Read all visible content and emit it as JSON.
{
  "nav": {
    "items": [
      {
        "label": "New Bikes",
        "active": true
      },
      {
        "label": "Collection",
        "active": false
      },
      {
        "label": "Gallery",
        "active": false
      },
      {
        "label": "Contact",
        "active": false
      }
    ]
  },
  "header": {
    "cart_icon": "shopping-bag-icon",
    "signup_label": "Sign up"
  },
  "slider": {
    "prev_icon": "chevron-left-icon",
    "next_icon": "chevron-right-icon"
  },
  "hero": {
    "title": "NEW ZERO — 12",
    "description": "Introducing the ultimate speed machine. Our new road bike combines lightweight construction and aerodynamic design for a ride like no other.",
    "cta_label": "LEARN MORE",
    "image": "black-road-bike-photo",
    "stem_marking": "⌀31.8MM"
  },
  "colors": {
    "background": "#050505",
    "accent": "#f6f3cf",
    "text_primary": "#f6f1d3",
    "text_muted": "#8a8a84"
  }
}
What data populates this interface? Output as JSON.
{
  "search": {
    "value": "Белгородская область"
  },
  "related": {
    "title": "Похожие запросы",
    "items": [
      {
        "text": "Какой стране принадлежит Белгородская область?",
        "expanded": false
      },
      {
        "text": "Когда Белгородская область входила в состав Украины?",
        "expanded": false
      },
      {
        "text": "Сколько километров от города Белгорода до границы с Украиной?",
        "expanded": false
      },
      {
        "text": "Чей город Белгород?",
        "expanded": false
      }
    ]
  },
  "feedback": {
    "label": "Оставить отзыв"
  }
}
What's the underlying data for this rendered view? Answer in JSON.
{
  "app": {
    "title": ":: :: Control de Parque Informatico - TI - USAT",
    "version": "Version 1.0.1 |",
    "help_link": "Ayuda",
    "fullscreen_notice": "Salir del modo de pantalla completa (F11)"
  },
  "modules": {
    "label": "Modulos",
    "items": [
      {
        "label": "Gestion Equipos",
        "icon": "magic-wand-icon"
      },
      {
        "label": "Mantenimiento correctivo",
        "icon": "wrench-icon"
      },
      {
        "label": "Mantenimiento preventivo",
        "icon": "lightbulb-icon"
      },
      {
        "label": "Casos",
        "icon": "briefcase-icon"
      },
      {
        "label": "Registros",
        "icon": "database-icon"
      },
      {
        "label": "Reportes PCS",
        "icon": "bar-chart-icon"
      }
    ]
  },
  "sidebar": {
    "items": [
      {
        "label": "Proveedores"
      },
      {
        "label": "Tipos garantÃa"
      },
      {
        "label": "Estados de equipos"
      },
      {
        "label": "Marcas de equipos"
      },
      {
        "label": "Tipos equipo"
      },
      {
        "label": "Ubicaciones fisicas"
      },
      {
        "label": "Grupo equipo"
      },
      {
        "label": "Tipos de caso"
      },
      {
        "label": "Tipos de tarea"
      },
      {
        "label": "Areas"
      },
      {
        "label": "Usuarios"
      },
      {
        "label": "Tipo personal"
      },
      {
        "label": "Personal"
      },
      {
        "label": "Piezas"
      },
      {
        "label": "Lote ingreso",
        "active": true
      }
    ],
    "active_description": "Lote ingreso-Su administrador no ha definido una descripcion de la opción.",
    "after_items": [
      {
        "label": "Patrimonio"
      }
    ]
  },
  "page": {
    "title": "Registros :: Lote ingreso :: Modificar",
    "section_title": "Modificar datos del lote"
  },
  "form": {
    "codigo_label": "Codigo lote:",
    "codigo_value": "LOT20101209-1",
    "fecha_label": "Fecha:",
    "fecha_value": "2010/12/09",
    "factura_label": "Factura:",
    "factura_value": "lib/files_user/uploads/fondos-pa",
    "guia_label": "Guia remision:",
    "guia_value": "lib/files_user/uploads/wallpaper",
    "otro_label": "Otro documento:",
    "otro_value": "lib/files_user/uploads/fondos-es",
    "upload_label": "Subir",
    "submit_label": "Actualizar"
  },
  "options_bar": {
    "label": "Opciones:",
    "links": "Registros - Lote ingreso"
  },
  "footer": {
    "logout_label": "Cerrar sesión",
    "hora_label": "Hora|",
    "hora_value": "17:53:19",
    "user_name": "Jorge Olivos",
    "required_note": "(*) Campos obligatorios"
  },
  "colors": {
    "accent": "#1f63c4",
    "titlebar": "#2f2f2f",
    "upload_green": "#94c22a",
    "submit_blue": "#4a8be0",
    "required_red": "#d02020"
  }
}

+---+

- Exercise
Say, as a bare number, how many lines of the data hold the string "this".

- Answer to the exercise
2